Dataset records START
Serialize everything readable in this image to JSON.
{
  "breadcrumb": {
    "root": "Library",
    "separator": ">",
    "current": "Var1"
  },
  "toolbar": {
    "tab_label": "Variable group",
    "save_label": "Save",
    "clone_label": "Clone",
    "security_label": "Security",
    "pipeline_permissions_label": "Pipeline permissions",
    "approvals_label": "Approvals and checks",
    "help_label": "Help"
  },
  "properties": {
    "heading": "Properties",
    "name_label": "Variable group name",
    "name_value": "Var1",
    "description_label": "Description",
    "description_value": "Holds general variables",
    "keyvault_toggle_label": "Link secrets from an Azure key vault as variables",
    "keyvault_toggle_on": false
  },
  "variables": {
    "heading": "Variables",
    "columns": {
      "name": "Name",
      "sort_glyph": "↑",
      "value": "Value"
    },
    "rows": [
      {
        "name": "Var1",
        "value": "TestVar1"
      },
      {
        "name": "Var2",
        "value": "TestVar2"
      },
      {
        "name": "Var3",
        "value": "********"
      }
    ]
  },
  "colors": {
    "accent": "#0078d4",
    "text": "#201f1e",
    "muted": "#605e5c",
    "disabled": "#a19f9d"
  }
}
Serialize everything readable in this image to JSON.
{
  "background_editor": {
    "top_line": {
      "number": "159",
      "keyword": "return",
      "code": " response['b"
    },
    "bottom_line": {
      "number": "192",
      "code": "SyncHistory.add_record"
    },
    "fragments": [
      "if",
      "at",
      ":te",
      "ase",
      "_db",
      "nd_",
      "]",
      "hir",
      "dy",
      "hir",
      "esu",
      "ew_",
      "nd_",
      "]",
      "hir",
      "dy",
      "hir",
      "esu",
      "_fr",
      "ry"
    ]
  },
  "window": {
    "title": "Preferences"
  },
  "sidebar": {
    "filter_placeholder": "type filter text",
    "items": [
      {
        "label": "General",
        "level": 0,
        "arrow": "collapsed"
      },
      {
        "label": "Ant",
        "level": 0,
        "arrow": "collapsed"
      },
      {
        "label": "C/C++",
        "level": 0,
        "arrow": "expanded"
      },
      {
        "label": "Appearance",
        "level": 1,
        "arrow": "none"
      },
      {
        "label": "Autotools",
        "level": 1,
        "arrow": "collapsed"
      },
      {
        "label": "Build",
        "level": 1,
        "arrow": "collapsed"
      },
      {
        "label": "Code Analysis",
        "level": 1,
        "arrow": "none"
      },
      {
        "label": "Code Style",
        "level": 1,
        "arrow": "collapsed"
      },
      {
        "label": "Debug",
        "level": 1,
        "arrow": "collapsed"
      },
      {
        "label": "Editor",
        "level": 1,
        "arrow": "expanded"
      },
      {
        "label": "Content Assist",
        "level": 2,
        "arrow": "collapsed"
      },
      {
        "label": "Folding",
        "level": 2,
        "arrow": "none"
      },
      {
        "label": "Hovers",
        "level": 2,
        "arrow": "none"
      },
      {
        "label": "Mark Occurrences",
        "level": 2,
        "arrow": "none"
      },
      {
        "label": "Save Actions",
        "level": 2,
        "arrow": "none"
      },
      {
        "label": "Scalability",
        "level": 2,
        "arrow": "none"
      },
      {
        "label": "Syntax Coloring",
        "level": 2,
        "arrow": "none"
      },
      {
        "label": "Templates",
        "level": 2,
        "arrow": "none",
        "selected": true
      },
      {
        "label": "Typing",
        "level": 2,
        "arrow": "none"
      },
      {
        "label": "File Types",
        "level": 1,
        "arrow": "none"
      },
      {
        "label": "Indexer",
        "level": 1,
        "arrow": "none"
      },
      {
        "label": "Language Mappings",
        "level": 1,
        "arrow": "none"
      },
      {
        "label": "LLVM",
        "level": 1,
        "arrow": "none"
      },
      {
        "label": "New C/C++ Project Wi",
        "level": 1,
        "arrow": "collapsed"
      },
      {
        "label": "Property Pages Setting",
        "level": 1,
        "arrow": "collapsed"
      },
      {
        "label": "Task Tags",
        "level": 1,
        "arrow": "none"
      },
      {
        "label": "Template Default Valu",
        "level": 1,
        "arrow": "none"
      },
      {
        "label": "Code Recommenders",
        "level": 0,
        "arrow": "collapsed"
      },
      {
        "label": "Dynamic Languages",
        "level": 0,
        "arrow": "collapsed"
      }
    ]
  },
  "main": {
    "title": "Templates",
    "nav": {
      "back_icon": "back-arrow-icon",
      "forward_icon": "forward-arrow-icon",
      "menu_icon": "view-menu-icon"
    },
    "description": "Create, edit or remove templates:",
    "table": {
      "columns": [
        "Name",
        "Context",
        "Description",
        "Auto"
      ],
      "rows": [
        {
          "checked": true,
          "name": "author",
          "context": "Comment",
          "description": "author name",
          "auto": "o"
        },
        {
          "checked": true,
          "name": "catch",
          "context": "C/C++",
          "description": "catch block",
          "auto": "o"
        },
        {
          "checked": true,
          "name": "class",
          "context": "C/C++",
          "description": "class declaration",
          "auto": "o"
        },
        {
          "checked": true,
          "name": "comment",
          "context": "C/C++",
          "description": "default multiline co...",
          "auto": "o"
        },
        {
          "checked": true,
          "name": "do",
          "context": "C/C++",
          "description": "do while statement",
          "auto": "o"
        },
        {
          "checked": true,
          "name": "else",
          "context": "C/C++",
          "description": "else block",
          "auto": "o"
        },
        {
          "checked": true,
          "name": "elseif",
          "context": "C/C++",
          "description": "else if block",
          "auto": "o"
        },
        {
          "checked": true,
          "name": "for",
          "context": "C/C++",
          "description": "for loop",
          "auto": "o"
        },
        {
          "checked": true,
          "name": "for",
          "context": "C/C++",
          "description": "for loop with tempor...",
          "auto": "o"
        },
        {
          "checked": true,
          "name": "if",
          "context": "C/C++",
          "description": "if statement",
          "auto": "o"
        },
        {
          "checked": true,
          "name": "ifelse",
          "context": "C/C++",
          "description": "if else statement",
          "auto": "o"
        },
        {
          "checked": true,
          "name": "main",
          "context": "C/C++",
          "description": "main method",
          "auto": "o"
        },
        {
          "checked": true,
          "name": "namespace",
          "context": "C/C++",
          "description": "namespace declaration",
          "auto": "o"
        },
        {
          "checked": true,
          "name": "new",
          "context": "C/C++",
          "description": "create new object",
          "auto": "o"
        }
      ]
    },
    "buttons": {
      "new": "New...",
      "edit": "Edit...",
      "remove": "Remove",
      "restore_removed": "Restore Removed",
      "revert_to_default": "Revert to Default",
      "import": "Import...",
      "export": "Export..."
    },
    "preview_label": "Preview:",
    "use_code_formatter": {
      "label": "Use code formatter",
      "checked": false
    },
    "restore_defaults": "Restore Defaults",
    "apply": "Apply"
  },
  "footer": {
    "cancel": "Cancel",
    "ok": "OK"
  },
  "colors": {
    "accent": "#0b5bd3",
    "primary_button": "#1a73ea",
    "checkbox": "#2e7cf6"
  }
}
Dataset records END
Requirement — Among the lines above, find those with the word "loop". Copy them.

Answer to this problem —
          "description": "for loop",
          "description": "for loop with tempor...",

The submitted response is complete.